What you have to do
Take each line below that has "category" and copy it.

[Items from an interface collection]

- Opening Delimiter -

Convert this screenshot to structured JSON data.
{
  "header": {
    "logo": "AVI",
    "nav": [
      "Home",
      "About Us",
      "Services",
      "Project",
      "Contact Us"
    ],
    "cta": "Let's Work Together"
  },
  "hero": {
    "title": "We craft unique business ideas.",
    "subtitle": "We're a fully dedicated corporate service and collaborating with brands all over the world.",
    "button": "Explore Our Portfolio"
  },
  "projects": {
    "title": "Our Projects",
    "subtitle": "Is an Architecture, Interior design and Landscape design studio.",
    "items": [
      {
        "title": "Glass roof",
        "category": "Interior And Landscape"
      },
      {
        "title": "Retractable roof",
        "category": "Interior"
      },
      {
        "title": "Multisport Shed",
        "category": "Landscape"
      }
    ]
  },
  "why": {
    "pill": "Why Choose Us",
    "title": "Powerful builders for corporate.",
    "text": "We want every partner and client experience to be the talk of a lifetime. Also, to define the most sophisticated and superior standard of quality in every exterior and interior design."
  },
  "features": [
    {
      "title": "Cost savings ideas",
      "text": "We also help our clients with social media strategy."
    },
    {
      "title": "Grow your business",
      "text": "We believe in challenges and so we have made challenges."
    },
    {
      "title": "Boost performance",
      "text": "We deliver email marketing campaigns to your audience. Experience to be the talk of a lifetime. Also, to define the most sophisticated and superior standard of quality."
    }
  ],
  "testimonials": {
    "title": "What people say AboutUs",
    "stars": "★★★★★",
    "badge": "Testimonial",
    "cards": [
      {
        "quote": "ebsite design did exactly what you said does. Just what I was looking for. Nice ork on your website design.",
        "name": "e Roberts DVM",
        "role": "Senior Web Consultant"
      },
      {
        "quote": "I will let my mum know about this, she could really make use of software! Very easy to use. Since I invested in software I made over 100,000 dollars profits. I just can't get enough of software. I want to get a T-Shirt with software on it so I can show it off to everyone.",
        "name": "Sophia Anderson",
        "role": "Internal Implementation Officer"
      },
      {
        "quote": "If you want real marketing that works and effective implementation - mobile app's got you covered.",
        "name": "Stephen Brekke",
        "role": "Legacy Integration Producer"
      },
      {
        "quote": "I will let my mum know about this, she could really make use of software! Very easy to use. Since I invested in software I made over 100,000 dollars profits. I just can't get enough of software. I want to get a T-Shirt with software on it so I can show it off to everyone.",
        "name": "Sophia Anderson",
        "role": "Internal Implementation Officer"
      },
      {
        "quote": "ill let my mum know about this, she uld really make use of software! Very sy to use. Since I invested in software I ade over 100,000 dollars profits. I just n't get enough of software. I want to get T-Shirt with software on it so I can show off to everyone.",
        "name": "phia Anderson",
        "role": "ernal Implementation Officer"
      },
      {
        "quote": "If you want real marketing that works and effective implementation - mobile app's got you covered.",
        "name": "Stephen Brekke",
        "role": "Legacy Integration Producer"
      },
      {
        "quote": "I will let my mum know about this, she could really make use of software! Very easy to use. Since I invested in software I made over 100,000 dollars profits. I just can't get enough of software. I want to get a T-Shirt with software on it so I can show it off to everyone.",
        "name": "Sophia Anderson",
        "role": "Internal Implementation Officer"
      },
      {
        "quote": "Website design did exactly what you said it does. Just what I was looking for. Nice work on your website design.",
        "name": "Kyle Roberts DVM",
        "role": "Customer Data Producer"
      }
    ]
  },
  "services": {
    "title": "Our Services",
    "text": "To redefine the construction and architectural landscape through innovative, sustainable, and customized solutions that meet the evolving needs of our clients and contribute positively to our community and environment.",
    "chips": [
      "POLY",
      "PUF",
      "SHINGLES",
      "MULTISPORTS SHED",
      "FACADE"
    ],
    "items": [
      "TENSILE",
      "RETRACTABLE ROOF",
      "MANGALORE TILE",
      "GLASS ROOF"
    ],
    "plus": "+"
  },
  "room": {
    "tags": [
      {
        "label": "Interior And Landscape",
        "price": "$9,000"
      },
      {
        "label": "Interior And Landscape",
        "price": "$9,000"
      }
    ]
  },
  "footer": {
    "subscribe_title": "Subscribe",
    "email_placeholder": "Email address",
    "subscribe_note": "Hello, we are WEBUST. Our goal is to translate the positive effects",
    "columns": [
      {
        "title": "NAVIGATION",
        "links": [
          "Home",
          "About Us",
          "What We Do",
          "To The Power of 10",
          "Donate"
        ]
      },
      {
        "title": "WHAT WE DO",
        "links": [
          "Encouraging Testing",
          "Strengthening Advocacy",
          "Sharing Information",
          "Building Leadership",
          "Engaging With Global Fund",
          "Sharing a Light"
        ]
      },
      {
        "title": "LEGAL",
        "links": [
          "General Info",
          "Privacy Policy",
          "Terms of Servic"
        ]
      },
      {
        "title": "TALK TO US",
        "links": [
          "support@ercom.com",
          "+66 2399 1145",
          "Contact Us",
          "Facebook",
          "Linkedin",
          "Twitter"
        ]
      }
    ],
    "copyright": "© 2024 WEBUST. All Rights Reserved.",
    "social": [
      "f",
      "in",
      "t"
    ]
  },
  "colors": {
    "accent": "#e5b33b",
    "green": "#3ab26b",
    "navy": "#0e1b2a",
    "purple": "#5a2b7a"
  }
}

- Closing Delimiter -

Exercise answer
        "category": "Interior And Landscape"
        "category": "Interior"
        "category": "Landscape"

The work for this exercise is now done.